When Magic Johnson the Los Angeles Lakers selected Lonzo Ball with the No. 2 overall pick in the 2017 NBA Draft, they likely envisioned the Chino Hills native becoming a homegrown star. Only, with LeBron James joining the Lakers a year later, the franchise could not afford to wait on the talented point guard after he put together mixed results in his first two seasons in LA. The Lakers bid goodbye to Ball before the 2019-20 season, trading him for Anthony Davis.
The Davis trade paid dividends in the immediate sense, as LA won its first title since 2010. But Ball is indeed developing into the star-caliber player he seemed to promise four years ago. Now with the Chicago Bulls, the former UCLA product showed James and the Lakers his incredible evolution with a dominant performance at Staples Center on Monday night.
The old knock on Ball had to do with his shooting ability. This season, however, he’s been one of the best three-point bombers in the NBA.
Ball went 7-of-10 from beyond the arc against the Lakers on Monday, finishing the contest with 27 points. He’s now shooting 44.4% from deep on 7.1 attempts per game and ranks sixth in three-pointers made (44).
But while the improved shooting form and confidence probably looked new to LeBron James as he sat in street clothes, the other components of Ball’s game almost assuredly did not. The Bulls guard racked up eight assists, throwing long outlet passes for easy transition buckets and feeding perfectly-timed entries to Derrick Jones Jr. as soon as he gained position in the post. Ball also pulled down seven rebounds.
The advanced numbers show the totality of Ball’s game and the impact it has on his team. Chicago outscored the Lakers by 25 points with Ball on the floor, and he finished the contest with the single-highest net rating and box plus-minus.

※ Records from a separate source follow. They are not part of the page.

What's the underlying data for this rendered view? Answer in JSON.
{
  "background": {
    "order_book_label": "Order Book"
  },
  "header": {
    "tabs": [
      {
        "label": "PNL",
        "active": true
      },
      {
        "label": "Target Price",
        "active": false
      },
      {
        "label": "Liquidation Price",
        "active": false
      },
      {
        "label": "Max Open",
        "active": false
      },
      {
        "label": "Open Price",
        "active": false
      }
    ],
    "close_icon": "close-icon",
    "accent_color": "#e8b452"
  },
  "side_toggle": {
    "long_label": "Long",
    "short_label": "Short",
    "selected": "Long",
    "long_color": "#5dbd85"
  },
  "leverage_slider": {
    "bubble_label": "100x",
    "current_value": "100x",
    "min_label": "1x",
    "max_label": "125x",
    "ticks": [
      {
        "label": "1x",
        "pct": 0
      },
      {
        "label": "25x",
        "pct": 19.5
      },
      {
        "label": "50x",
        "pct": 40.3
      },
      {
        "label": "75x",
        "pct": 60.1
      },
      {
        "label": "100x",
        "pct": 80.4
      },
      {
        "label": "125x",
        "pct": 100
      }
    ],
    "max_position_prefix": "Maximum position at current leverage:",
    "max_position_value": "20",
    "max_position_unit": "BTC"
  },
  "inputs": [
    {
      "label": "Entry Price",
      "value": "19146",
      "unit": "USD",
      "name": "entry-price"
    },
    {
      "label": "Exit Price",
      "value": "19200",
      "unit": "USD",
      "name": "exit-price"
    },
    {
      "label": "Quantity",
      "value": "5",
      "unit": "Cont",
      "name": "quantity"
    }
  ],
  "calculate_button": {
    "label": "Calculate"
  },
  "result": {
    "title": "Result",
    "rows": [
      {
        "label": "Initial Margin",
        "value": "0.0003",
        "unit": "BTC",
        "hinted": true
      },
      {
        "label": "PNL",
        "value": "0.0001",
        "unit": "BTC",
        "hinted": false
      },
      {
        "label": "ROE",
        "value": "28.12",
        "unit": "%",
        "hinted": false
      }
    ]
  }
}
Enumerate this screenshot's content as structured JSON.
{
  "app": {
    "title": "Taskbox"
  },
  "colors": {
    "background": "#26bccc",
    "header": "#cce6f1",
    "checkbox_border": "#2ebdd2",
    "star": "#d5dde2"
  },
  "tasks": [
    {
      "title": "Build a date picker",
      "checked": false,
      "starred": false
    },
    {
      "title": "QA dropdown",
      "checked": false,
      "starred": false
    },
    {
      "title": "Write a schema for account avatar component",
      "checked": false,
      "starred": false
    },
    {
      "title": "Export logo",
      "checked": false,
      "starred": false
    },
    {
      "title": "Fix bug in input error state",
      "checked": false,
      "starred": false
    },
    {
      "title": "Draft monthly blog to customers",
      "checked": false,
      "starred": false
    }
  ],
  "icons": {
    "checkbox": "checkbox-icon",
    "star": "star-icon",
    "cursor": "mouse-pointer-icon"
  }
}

Ball’s raw numbers (12.9 points/5.4 rebounds/4.6 assists) might not seem overwhelming. However, his skill set and improvements from the perimeter contribute to winning for the Bulls. He’s a much new player from the guy who wore the Purple and Gold.
Ball keeps making strides every season
Some players arrived at stardom more quickly than others. It took Luka Doncic and Trae Young little time to realize their potential. Lonzo Ball simply needed time to work out the kinks.
Ball’s evolution is apparent in his year-over-year improvement as a perimeter shooter. His three-point rate is up by close to 14% from his rookie season. However, efficiency is not the only consideration here.
The 24-year-old is gradually making the most of his volume. Ball took 5.7 threes per contest in his rookie season, though that number fell to 4.9 in his sophomore campaign. The attempts went back up after the Lakers traded Ball to the New Orleans Pelicans, however. He even took a career-high 8.3 triples per game last season.
Although Lonzo is technically taking fewer threes on average, he’s also playing most of his minutes with scorers like DeMar DeRozan and Zach LaVine, with the latter continuing to score at a high level despite playing through injury. Ball’s usage rate (17.5%) is the second-lowest of his career.
Ball is capitalizing on his opportunities. He’s also showing he can play alongside other star players.
Ball is the perfect point guard for DeMar DeRozan and Zach LaVine
LaVine and DeRozan made their affinity for Ball known during preseason, lauding Lonzo’s ability to see the floor and get everyone involved.
Ball’s selfless style is what helps to make the Bulls go. He constantly hunts assists, especially in transition. The eldest Ball brother also shows no hesitation in clearing out in the half-court and allowing both DeRozan and LaVine to isolate.
The difference this year is that defenses have to respect Ball, which is tough when so much of the focus goes to the other scorers. He can knock down jumpers coming off ball screens and routinely drills catch-and-shoot looks, making it difficult for opponents to help off him. Additionally, his abilities as an on-ball defender who can get deflections and steals make a massive difference for Chicago’s team defense.
In many ways, this sweet-shooting, selfless playmaker version of Ball is precisely what LeBron James and the Lakers could use. Instead, the former LA draftee is becoming an All-Star-caliber player in the Windy City.